El Paso, Texas might provide another favorable site. Visitors would have access to city accommodations, and as special bonus, a view of the National Wall. The Wall could, in fact, become a major part of the attraction – just like The Wailing Wall in Jerusalem. Aside from merely seeing it first hand, visitors could be invited to post messages or prayers on the wall, as they do in the Old City. (“Thank you Jesus for letting me be born on the righteous side.” or “Thank you President Trump for erecting this awesome wall that will keep the undeserving and the undesirable out.”) After a prayer of thanks, visitors could then walk through the Garden of American Heroes and honor the folks whose bravery and vision provided the inspiration that propels our great country forward in building the courageous wall of freedom just visited.

Section 4-b: “…. particular preference for statues of the Founding Fathers, former Presidents of the United States, leading abolitionists, and individuals involved in the discovery of America.” Congratulations President Trump — I think this means you (you’re on the inside track).

Section 7: “The term ‘historically significant American’ means an individual who was, or became, an American citizen and was a public figure who made substantive contributions to America’s public life or otherwise had a substantive effect on America’s history.  The phrase also includes public figures such as Christopher Columbus, Junipero Serra, and the Marquis de La Fayette, who lived prior to or during the American Revolution and were not American citizens, but who made substantive historical contributions to the discovery, development, or independence of the future United States.” Sorry, Native Americans – I think this means anyone but you.

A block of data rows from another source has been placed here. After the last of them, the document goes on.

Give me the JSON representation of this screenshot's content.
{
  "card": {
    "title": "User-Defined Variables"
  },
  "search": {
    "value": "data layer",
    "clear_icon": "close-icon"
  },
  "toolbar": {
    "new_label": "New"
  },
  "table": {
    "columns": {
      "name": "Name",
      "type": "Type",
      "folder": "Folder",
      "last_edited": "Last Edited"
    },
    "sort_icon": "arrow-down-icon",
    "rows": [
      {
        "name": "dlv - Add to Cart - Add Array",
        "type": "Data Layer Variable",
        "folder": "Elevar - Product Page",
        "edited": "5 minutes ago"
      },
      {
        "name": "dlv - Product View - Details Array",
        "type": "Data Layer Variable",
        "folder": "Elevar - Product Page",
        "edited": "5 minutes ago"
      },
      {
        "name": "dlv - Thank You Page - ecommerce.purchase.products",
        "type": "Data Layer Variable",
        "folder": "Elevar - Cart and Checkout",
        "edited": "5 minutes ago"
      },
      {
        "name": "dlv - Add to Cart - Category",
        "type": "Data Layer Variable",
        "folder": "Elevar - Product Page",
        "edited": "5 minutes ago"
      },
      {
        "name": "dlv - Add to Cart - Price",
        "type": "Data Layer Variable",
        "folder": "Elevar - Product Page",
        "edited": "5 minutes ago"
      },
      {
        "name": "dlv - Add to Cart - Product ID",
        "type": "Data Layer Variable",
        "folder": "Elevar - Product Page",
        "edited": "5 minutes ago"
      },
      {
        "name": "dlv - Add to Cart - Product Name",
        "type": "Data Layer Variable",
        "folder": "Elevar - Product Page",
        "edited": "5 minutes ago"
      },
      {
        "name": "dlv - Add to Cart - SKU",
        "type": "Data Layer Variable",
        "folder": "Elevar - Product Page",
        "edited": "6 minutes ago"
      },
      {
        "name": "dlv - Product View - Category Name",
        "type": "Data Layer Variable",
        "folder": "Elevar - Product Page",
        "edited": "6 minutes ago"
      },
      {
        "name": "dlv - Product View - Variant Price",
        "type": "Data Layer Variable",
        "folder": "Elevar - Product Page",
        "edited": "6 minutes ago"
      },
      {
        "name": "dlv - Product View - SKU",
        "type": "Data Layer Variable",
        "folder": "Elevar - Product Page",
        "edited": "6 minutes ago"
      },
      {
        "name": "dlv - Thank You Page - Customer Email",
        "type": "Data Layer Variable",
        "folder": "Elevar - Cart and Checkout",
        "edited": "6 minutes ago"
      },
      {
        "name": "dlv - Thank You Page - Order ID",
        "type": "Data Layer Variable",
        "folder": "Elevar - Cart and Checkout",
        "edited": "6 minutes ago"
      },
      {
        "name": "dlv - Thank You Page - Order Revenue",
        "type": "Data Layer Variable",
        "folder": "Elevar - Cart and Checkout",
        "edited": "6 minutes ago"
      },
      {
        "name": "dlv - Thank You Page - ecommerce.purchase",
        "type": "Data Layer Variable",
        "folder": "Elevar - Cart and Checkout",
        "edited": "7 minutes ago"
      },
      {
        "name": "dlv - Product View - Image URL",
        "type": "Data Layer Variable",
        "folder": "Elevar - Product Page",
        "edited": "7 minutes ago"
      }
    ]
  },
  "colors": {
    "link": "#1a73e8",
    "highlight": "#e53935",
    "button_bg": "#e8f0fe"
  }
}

Vern Loomis lives in the Detroit area and occasionally likes to comment on news and events that interest him in whatever capacity available. Besides Dissident Voice, his other musings can be found at Transcend Media Service, ZNetwork, CounterPunch, The Humanist, and The Apathetic Agnostic. Read other articles by Vern.